Items from an interface collection:
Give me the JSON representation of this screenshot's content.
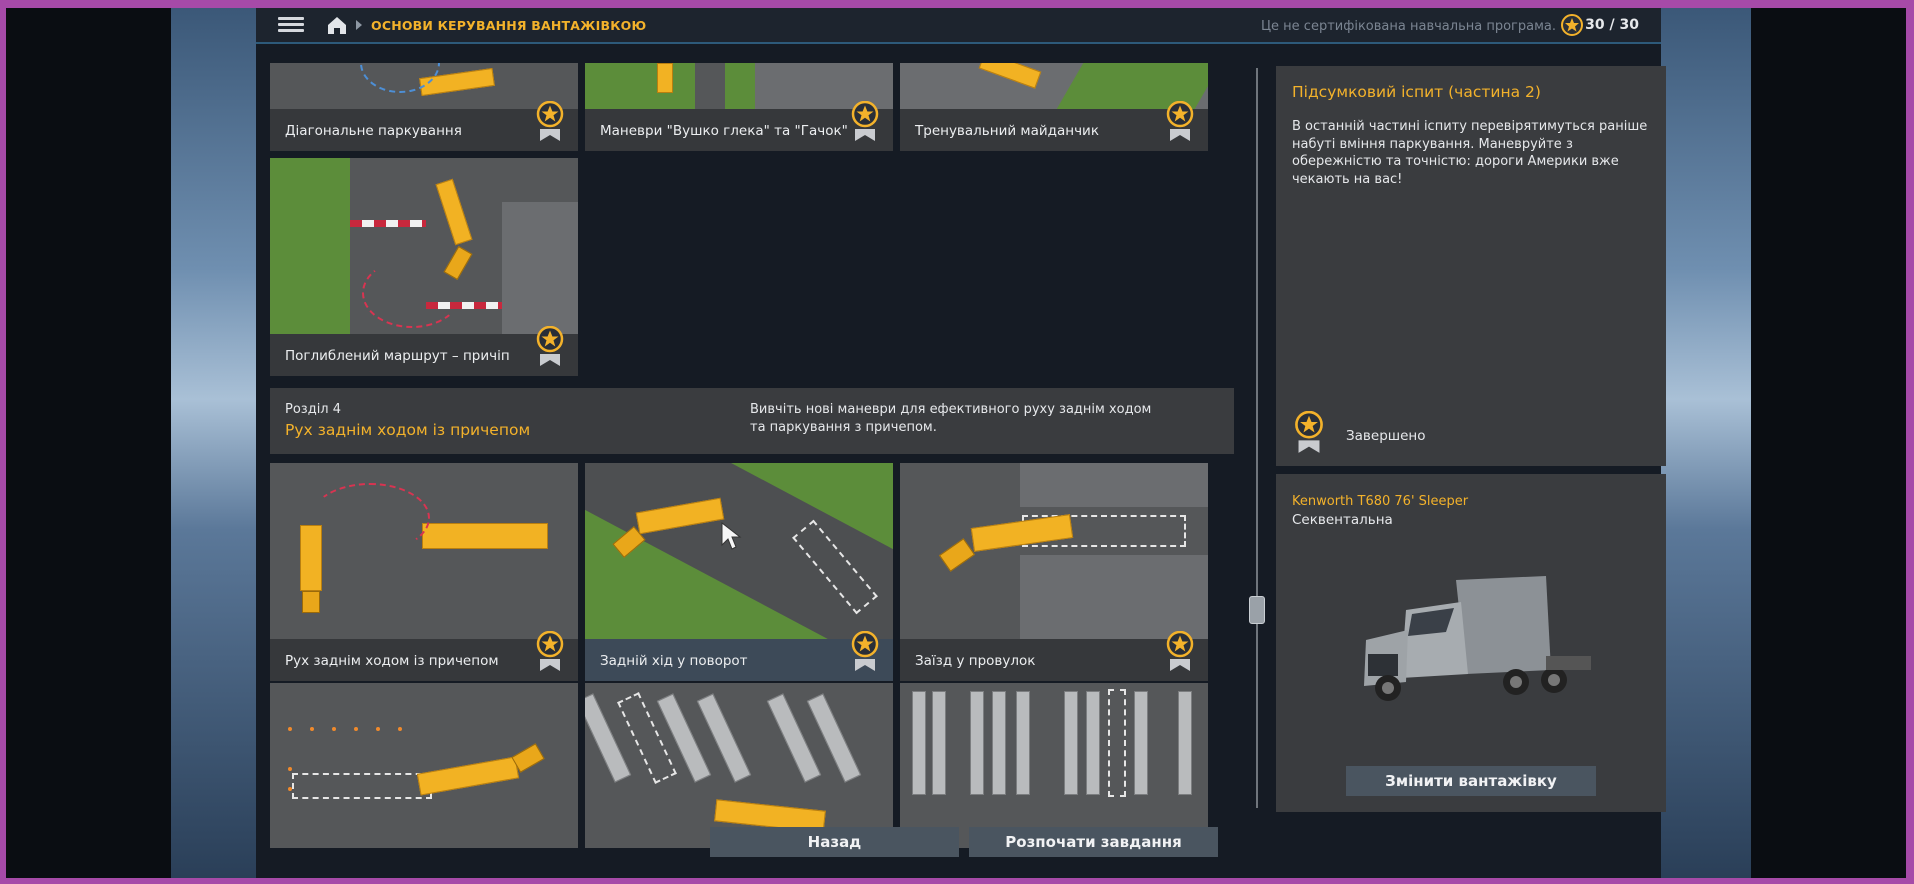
{
  "topbar": {
    "breadcrumb": "ОСНОВИ КЕРУВАННЯ ВАНТАЖІВКОЮ",
    "certification_note": "Це не сертифікована навчальна програма.",
    "score": "30 / 30"
  },
  "cards_top": [
    {
      "title": "Діагональне паркування"
    },
    {
      "title": "Маневри \"Вушко глека\" та \"Гачок\""
    },
    {
      "title": "Тренувальний майданчик"
    }
  ],
  "card_deep": {
    "title": "Поглиблений маршрут – причіп"
  },
  "section4": {
    "number": "Розділ 4",
    "title": "Рух заднім ходом із причепом",
    "description": "Вивчіть нові маневри для ефективного руху заднім ходом та паркування з причепом."
  },
  "cards_section4": [
    {
      "title": "Рух заднім ходом із причепом"
    },
    {
      "title": "Задній хід у поворот"
    },
    {
      "title": "Заїзд у провулок"
    }
  ],
  "exam": {
    "title": "Підсумковий іспит (частина 2)",
    "description": "В останній частині іспиту перевірятимуться раніше набуті вміння паркування. Маневруйте з обережністю та точністю: дороги Америки вже чекають на вас!",
    "status": "Завершено"
  },
  "vehicle": {
    "name": "Kenworth T680 76' Sleeper",
    "transmission": "Секвентальна",
    "change_label": "Змінити вантажівку"
  },
  "buttons": {
    "back": "Назад",
    "start": "Розпочати завдання"
  },
  "colors": {
    "accent": "#f3b22b",
    "button": "#4a5560",
    "panel": "#3a3c3f"
  }
}
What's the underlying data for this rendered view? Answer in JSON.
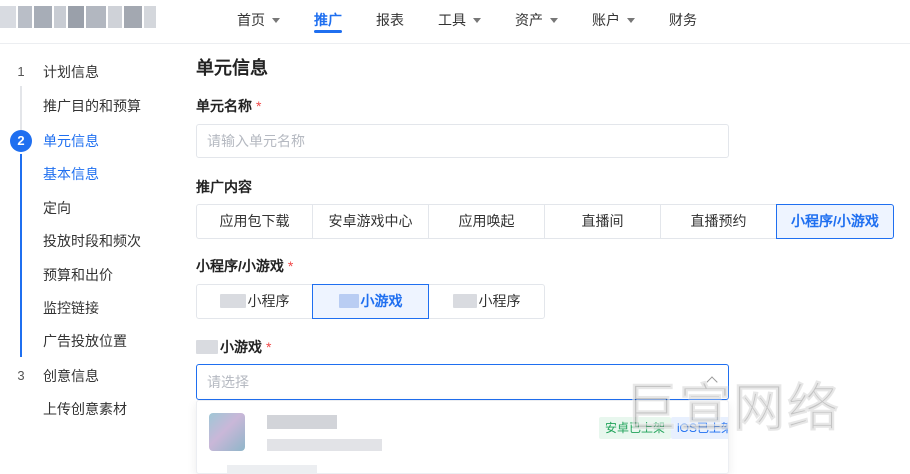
{
  "nav": {
    "items": [
      {
        "label": "首页",
        "dropdown": true,
        "active": false
      },
      {
        "label": "推广",
        "dropdown": false,
        "active": true
      },
      {
        "label": "报表",
        "dropdown": false,
        "active": false
      },
      {
        "label": "工具",
        "dropdown": true,
        "active": false
      },
      {
        "label": "资产",
        "dropdown": true,
        "active": false
      },
      {
        "label": "账户",
        "dropdown": true,
        "active": false
      },
      {
        "label": "财务",
        "dropdown": false,
        "active": false
      }
    ]
  },
  "sidebar": {
    "step1": {
      "num": "1",
      "label": "计划信息"
    },
    "step1_sub": [
      "推广目的和预算"
    ],
    "step2": {
      "num": "2",
      "label": "单元信息"
    },
    "step2_sub": [
      "基本信息",
      "定向",
      "投放时段和频次",
      "预算和出价",
      "监控链接",
      "广告投放位置"
    ],
    "step3": {
      "num": "3",
      "label": "创意信息"
    },
    "step3_sub": [
      "上传创意素材"
    ]
  },
  "main": {
    "section_title": "单元信息",
    "unit_name": {
      "label": "单元名称",
      "required": "*",
      "placeholder": "请输入单元名称"
    },
    "promo_content": {
      "label": "推广内容",
      "options": [
        "应用包下载",
        "安卓游戏中心",
        "应用唤起",
        "直播间",
        "直播预约",
        "小程序/小游戏"
      ],
      "selected": "小程序/小游戏"
    },
    "miniprogram": {
      "label": "小程序/小游戏",
      "required": "*",
      "options": [
        "小程序",
        "小游戏",
        "小程序"
      ],
      "selected_index": 1
    },
    "minigame": {
      "label": "小游戏",
      "required": "*",
      "placeholder": "请选择"
    },
    "dropdown": {
      "badge_android": "安卓已上架",
      "badge_ios": "iOS已上架"
    }
  },
  "watermark": "巨宣网络",
  "colors": {
    "accent": "#1f6ff0",
    "required": "#f04848",
    "android_badge": "#21a35a"
  }
}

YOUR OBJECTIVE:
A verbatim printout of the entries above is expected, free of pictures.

WRITTEN RESPONSE:
Give me the JSON representation of this screenshot's content.
{
  "topbar": {
    "breadcrumb": "ОСНОВИ КЕРУВАННЯ ВАНТАЖІВКОЮ",
    "certification_note": "Це не сертифікована навчальна програма.",
    "score": "30 / 30"
  },
  "cards_top": [
    {
      "title": "Діагональне паркування"
    },
    {
      "title": "Маневри \"Вушко глека\" та \"Гачок\""
    },
    {
      "title": "Тренувальний майданчик"
    }
  ],
  "card_deep": {
    "title": "Поглиблений маршрут – причіп"
  },
  "section4": {
    "number": "Розділ 4",
    "title": "Рух заднім ходом із причепом",
    "description": "Вивчіть нові маневри для ефективного руху заднім ходом та паркування з причепом."
  },
  "cards_section4": [
    {
      "title": "Рух заднім ходом із причепом"
    },
    {
      "title": "Задній хід у поворот"
    },
    {
      "title": "Заїзд у провулок"
    }
  ],
  "exam": {
    "title": "Підсумковий іспит (частина 2)",
    "description": "В останній частині іспиту перевірятимуться раніше набуті вміння паркування. Маневруйте з обережністю та точністю: дороги Америки вже чекають на вас!",
    "status": "Завершено"
  },
  "vehicle": {
    "name": "Kenworth T680 76' Sleeper",
    "transmission": "Секвентальна",
    "change_label": "Змінити вантажівку"
  },
  "buttons": {
    "back": "Назад",
    "start": "Розпочати завдання"
  },
  "colors": {
    "accent": "#f3b22b",
    "button": "#4a5560",
    "panel": "#3a3c3f"
  }
}
What's the underlying data for this rendered view? Answer in JSON.
{
  "nav": {
    "items": [
      {
        "label": "首页",
        "dropdown": true,
        "active": false
      },
      {
        "label": "推广",
        "dropdown": false,
        "active": true
      },
      {
        "label": "报表",
        "dropdown": false,
        "active": false
      },
      {
        "label": "工具",
        "dropdown": true,
        "active": false
      },
      {
        "label": "资产",
        "dropdown": true,
        "active": false
      },
      {
        "label": "账户",
        "dropdown": true,
        "active": false
      },
      {
        "label": "财务",
        "dropdown": false,
        "active": false
      }
    ]
  },
  "sidebar": {
    "step1": {
      "num": "1",
      "label": "计划信息"
    },
    "step1_sub": [
      "推广目的和预算"
    ],
    "step2": {
      "num": "2",
      "label": "单元信息"
    },
    "step2_sub": [
      "基本信息",
      "定向",
      "投放时段和频次",
      "预算和出价",
      "监控链接",
      "广告投放位置"
    ],
    "step3": {
      "num": "3",
      "label": "创意信息"
    },
    "step3_sub": [
      "上传创意素材"
    ]
  },
  "main": {
    "section_title": "单元信息",
    "unit_name": {
      "label": "单元名称",
      "required": "*",
      "placeholder": "请输入单元名称"
    },
    "promo_content": {
      "label": "推广内容",
      "options": [
        "应用包下载",
        "安卓游戏中心",
        "应用唤起",
        "直播间",
        "直播预约",
        "小程序/小游戏"
      ],
      "selected": "小程序/小游戏"
    },
    "miniprogram": {
      "label": "小程序/小游戏",
      "required": "*",
      "options": [
        "小程序",
        "小游戏",
        "小程序"
      ],
      "selected_index": 1
    },
    "minigame": {
      "label": "小游戏",
      "required": "*",
      "placeholder": "请选择"
    },
    "dropdown": {
      "badge_android": "安卓已上架",
      "badge_ios": "iOS已上架"
    }
  },
  "watermark": "巨宣网络",
  "colors": {
    "accent": "#1f6ff0",
    "required": "#f04848",
    "android_badge": "#21a35a"
  }
}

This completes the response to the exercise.